Folding her arms on the railing, she rested her chin on top. She shouldn’t have come to this party. She should have volunteered to babysit so her sister, Becca, could’ve gone out. Little Emma was just three months old and the most beautiful thing Jeanne had ever seen. That was weighing heavy on her heart, too, reminding her how badly she wanted to be a mama. To have the perfect family she’d never had, and how unlikely that was going to happen anytime soon.
The deck door slid open and the sounds of music and laughter spilled out. She stood up and pressed her fingers under her eyes to catch any dribbles of mascara. Was she the only person in the world sobbing in the New Year? Taking a deep breath, she turned to see who was coming outside. Please don’t be Kate or Tonya. Didn’t know if she had the strength to lie to her friends about what was wrong. They could sniff out a fib faster than Doc Louie’s bloodhounds.
“Why’d you rush out here?” Brad asked.
Dang, worse than Kate or Tonya, Jeanne thought as she turned away. “Guess I don’t feel like celebrating tonight.”
“Sure looked like you were having fun.” He rubbed his hands together. “It’s freezing out here.” He took off his jacket and draped it over her shoulders. His fingers grazed her arms and she felt goose bumps answering his touch.

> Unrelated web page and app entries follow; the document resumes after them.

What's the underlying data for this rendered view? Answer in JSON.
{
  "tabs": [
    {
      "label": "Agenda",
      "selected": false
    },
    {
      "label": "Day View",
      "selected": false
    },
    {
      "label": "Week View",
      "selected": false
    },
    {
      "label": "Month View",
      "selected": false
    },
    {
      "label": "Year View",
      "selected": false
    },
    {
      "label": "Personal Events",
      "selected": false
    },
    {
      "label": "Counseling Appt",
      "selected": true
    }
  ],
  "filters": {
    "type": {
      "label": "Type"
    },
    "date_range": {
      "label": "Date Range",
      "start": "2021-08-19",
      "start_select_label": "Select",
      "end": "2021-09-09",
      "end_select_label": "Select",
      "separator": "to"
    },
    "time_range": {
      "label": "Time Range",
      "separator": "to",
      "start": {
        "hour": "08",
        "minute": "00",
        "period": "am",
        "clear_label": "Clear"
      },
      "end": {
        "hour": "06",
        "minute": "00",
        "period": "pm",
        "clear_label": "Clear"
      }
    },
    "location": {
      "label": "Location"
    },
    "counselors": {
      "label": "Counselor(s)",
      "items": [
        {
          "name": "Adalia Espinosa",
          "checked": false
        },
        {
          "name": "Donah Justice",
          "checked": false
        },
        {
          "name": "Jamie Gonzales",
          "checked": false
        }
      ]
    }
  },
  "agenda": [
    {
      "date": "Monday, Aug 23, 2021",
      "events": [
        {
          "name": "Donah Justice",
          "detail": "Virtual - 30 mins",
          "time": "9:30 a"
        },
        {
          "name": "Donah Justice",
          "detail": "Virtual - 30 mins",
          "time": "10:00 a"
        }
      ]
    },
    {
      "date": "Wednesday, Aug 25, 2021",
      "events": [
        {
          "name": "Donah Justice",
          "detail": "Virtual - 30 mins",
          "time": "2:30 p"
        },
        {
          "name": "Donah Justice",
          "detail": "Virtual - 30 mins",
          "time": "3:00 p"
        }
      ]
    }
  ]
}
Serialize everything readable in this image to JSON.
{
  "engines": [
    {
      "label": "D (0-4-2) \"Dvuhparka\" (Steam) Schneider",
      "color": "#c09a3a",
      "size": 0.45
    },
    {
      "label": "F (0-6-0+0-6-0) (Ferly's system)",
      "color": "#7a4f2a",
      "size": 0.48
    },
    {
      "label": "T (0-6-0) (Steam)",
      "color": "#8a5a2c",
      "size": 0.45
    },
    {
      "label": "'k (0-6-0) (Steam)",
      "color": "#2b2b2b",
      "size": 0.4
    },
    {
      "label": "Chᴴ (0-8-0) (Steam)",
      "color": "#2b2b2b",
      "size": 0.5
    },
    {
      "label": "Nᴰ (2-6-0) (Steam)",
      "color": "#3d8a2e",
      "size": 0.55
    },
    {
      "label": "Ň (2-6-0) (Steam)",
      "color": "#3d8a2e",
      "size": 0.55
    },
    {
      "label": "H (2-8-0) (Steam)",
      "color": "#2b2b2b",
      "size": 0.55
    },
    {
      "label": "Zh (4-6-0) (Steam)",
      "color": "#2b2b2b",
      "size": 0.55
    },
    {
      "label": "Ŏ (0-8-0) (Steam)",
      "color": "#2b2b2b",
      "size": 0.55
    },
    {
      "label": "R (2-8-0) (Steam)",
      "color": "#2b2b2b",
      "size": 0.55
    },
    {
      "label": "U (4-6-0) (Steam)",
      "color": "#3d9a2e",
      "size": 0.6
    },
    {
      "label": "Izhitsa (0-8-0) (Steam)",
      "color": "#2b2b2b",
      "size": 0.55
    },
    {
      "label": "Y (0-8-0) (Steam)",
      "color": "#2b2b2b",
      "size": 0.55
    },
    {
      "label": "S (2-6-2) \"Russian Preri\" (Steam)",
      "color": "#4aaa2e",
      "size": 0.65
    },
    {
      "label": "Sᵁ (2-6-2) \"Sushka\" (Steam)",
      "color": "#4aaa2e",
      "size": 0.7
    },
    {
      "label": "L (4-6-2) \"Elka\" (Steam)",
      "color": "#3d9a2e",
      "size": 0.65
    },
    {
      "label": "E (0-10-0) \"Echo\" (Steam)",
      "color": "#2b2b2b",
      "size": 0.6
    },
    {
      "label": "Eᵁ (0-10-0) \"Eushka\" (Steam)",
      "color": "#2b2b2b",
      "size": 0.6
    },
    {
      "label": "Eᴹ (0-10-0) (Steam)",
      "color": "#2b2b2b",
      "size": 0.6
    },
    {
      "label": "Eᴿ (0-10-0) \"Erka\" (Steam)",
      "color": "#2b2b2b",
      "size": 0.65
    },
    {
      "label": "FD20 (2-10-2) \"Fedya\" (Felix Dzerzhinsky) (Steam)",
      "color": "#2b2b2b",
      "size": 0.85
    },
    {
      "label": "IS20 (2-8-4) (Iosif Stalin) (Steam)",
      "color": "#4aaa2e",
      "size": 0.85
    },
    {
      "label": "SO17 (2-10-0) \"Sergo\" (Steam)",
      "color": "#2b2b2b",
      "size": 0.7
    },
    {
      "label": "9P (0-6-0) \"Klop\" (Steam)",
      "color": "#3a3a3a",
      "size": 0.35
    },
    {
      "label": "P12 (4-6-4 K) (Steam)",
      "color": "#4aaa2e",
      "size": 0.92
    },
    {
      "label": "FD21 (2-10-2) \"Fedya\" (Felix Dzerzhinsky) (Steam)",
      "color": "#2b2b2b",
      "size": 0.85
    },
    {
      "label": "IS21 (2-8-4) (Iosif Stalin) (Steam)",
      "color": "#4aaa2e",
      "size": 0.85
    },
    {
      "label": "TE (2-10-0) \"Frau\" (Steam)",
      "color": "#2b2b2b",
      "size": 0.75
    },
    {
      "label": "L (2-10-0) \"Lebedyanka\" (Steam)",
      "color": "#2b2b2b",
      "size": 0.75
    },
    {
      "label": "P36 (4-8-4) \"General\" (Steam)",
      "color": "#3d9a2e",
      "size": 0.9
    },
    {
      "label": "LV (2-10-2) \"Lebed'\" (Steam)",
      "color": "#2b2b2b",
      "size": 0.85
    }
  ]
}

His big, warm body pressed up next to hers and he planted his elbows on the railing as he looked out over the yard and the pool tucked away for the winter. “This night’s hard for me too, Jeanne. Eighteen years is a long time, but still… It hurts, I know.”
She shook her head and shrugged off the idea. She didn’t break down like this every year. Why this one? “No. That’s not it. Your mother died that night too, and you’re not out here crying.”
Brad winced and closed his mouth. He was quiet for a spell. “You still upset we didn’t land the catering gig for the Willowdale New Year’s Bash? You know Kate threw this party just to hand us a catering gig, right? Not a bad consolation prize.”
She nodded. “I know. Kate’s a great friend and the New Year’s Bash was a long shot. We’re not ready for that yet.”
He leaned into her, his breath hot on her cheek. “Cheer up, kiddo. It’s a new year. I’ll make you a batch of those rum balls you love so much to start it off right.” He frowned. “Nothing with alcohol for you. How about chocolate silk pie? You love my chocolate silk pie.”
She loved his everything. “No, thanks.”
“Damn. You turned down pie. You are upset.” He nudged her with his elbow. “You pouting ’cause I took away your drink? You’re a lightweight and you know it. I’ve gotta look out for you.”
Shaking her head, she sucked in a deep breath. “I’m pouting because… I’m lonely.” She sniffed, her emotions ready to tumble out like a bunch of peaches in those flimsy paper bags the Save More uses. “I’m sick of being single. I want a family.”
He looked up at the sky and let out a long sigh. “How can you even think about romance when we just launched Elegant Eats I sure don’t have time for dating. What makes you think you would?”
She lifted a shoulder, a strand of hair tickling her skin. “I’d make time. The alarm on my biological clock is blaring.” Cue the dramatic eye roll. “Never mind. I forgot—you don’t have one of those timers.” The champagne had loosened her tongue more than she realized. Things always got ugly when their talk turned to babies.